On April 25 1915, Australian and New Zealand forces landed on Gallipoli to carry out what had been planned as a bold move to remove Turkey from the war. This campaign quickly became a stalemate and dragged out for eight months, during which more than 8,000 Australian soldiers died. Gallipoli had a profound impact on Australians at home and left a lasting legacy for Australia.
At 6am on 25 April 1930, it is recorded that Padre White celebrated a dawn Eucharist commemorating Anzac Day. After wreaths were laid at the nearby war memorial it is believed Padre White along with the congregation, proceeded up a bush track to the top of Mount Clarence where an observance took place if a boatman laying a wreath in King George Sound. While there are differing accounts of the date of the first Australian dawn service, it is certain that Padre White contributed to this Anzac tradition.
Each year Albany holds a traditional Anzac Day dawn service at the Desert Mounted Corps Memorial, followed by an Anzac Day RSL troop march and commemorative service.
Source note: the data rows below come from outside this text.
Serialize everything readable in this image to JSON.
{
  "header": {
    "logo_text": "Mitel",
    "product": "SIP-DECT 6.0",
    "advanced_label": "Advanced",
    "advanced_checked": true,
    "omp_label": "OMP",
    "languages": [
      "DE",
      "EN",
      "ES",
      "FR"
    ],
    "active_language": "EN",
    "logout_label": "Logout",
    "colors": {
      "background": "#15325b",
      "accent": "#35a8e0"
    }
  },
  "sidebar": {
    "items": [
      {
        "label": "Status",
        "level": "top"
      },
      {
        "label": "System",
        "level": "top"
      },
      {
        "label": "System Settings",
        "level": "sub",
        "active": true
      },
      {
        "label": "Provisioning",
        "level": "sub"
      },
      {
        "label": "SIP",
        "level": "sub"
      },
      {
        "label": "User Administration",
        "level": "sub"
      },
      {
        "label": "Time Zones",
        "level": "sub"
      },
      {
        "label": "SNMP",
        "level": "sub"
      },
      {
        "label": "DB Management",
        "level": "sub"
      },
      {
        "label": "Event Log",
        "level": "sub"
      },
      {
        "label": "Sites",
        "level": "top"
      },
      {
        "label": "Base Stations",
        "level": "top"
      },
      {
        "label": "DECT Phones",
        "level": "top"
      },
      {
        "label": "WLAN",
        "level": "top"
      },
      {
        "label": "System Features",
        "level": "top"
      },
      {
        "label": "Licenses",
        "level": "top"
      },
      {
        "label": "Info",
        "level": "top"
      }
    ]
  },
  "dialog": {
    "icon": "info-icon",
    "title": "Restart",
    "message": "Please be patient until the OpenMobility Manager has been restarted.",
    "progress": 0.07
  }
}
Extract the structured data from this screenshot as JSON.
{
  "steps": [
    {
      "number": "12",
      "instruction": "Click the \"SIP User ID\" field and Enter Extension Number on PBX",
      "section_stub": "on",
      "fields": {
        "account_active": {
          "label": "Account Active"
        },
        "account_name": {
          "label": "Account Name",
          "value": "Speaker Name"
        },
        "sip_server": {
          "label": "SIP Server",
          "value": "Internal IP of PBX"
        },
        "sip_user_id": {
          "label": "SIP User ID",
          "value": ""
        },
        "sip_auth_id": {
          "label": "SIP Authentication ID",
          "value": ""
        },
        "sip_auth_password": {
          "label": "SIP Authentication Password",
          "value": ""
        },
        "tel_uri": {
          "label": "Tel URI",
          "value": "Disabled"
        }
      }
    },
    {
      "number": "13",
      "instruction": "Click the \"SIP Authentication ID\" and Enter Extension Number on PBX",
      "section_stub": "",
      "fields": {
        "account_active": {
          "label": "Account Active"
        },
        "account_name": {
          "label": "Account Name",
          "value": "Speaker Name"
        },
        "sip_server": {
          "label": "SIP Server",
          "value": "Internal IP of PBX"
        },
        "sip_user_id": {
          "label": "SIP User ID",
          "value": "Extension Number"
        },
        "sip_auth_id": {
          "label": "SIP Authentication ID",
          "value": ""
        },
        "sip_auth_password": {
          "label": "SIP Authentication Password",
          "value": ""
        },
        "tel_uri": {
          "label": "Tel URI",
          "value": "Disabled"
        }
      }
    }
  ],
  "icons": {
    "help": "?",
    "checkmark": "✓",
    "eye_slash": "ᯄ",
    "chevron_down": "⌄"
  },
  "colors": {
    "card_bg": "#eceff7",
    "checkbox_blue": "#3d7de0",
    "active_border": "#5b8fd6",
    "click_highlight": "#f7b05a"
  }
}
To view a full program of commemorative events and for frequently asked questions, download a copy of our event guide: Anzac Day Guide